What to produce
The reply should be the records repeated exactly, without any images.
### Available records ###
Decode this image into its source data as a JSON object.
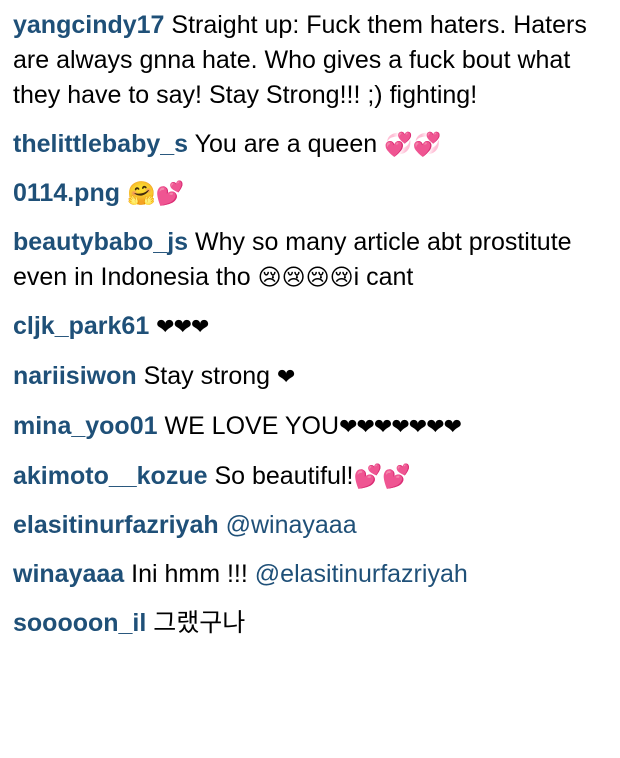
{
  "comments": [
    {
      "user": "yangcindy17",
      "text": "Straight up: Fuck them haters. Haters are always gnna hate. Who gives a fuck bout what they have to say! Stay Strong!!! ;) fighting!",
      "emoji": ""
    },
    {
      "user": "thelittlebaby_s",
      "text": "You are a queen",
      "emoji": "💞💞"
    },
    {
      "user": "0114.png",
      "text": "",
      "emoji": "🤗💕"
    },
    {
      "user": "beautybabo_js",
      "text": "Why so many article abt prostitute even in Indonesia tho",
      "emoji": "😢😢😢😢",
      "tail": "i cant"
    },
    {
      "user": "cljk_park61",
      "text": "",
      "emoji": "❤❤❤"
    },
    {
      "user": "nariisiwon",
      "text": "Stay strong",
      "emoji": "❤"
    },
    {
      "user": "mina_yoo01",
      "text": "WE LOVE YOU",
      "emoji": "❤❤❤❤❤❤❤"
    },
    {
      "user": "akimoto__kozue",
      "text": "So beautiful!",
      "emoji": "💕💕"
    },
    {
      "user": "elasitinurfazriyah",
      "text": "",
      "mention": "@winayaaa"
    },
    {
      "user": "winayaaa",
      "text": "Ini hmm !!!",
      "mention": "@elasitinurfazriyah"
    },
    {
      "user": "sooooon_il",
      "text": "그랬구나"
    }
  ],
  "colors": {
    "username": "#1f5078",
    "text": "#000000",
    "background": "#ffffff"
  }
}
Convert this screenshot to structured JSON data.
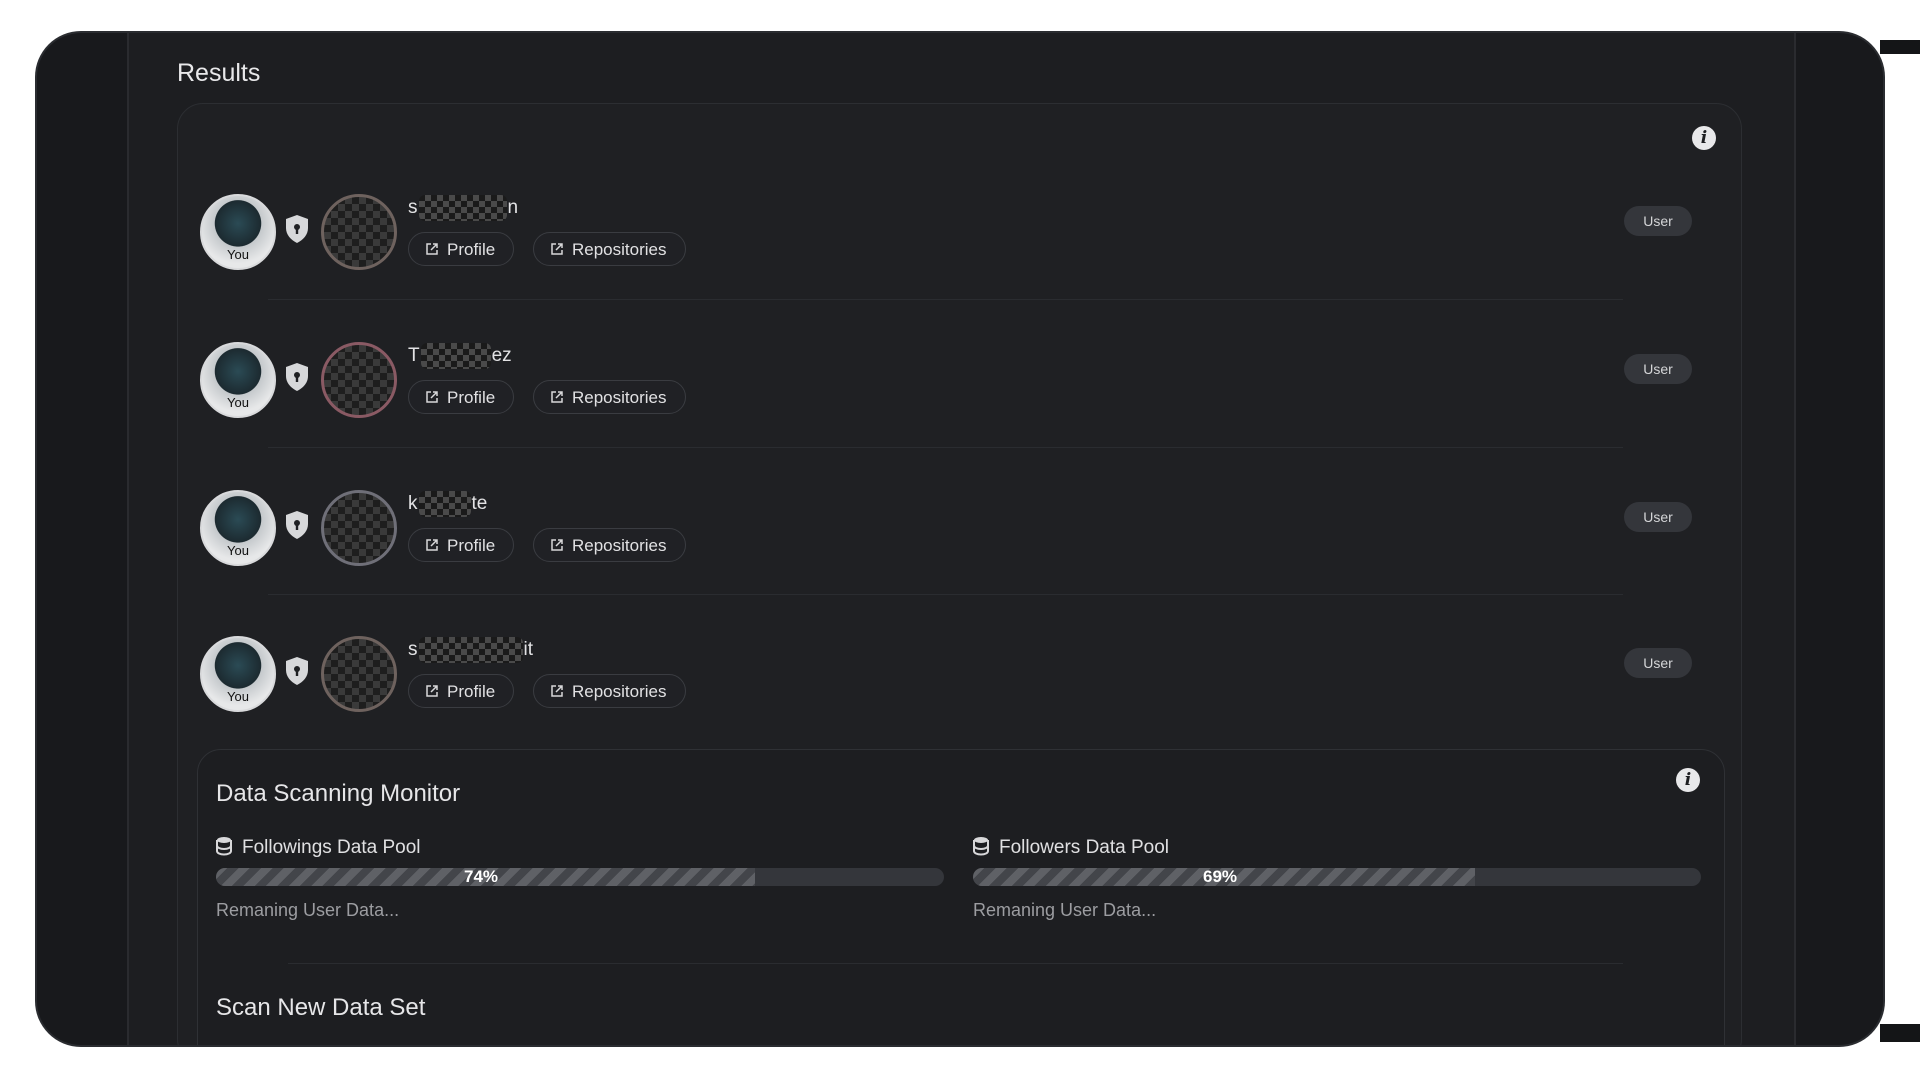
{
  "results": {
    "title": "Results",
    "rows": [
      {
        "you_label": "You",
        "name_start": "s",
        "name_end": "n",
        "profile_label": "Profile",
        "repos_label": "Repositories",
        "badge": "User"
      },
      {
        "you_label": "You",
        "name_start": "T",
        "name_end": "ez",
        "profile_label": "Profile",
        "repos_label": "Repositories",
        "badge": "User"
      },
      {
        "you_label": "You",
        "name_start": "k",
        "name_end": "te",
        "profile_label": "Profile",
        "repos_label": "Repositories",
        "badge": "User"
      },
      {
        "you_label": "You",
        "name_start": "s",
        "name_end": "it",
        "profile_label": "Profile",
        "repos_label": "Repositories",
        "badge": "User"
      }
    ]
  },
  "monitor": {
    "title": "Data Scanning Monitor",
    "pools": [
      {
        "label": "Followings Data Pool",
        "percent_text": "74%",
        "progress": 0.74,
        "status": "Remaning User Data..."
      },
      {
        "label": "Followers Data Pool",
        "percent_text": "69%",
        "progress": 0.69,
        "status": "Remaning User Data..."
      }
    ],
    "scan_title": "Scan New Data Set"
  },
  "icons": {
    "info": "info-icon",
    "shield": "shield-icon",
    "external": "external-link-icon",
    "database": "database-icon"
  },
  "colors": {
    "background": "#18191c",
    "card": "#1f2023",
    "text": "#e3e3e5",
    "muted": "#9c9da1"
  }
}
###
Problem solution
Decode this image into its source data as a JSON object.
{
  "comments": [
    {
      "user": "yangcindy17",
      "text": "Straight up: Fuck them haters. Haters are always gnna hate. Who gives a fuck bout what they have to say! Stay Strong!!! ;) fighting!",
      "emoji": ""
    },
    {
      "user": "thelittlebaby_s",
      "text": "You are a queen",
      "emoji": "💞💞"
    },
    {
      "user": "0114.png",
      "text": "",
      "emoji": "🤗💕"
    },
    {
      "user": "beautybabo_js",
      "text": "Why so many article abt prostitute even in Indonesia tho",
      "emoji": "😢😢😢😢",
      "tail": "i cant"
    },
    {
      "user": "cljk_park61",
      "text": "",
      "emoji": "❤❤❤"
    },
    {
      "user": "nariisiwon",
      "text": "Stay strong",
      "emoji": "❤"
    },
    {
      "user": "mina_yoo01",
      "text": "WE LOVE YOU",
      "emoji": "❤❤❤❤❤❤❤"
    },
    {
      "user": "akimoto__kozue",
      "text": "So beautiful!",
      "emoji": "💕💕"
    },
    {
      "user": "elasitinurfazriyah",
      "text": "",
      "mention": "@winayaaa"
    },
    {
      "user": "winayaaa",
      "text": "Ini hmm !!!",
      "mention": "@elasitinurfazriyah"
    },
    {
      "user": "sooooon_il",
      "text": "그랬구나"
    }
  ],
  "colors": {
    "username": "#1f5078",
    "text": "#000000",
    "background": "#ffffff"
  }
}
Convert this screenshot to structured JSON data.
{
  "results": {
    "title": "Results",
    "rows": [
      {
        "you_label": "You",
        "name_start": "s",
        "name_end": "n",
        "profile_label": "Profile",
        "repos_label": "Repositories",
        "badge": "User"
      },
      {
        "you_label": "You",
        "name_start": "T",
        "name_end": "ez",
        "profile_label": "Profile",
        "repos_label": "Repositories",
        "badge": "User"
      },
      {
        "you_label": "You",
        "name_start": "k",
        "name_end": "te",
        "profile_label": "Profile",
        "repos_label": "Repositories",
        "badge": "User"
      },
      {
        "you_label": "You",
        "name_start": "s",
        "name_end": "it",
        "profile_label": "Profile",
        "repos_label": "Repositories",
        "badge": "User"
      }
    ]
  },
  "monitor": {
    "title": "Data Scanning Monitor",
    "pools": [
      {
        "label": "Followings Data Pool",
        "percent_text": "74%",
        "progress": 0.74,
        "status": "Remaning User Data..."
      },
      {
        "label": "Followers Data Pool",
        "percent_text": "69%",
        "progress": 0.69,
        "status": "Remaning User Data..."
      }
    ],
    "scan_title": "Scan New Data Set"
  },
  "icons": {
    "info": "info-icon",
    "shield": "shield-icon",
    "external": "external-link-icon",
    "database": "database-icon"
  },
  "colors": {
    "background": "#18191c",
    "card": "#1f2023",
    "text": "#e3e3e5",
    "muted": "#9c9da1"
  }
}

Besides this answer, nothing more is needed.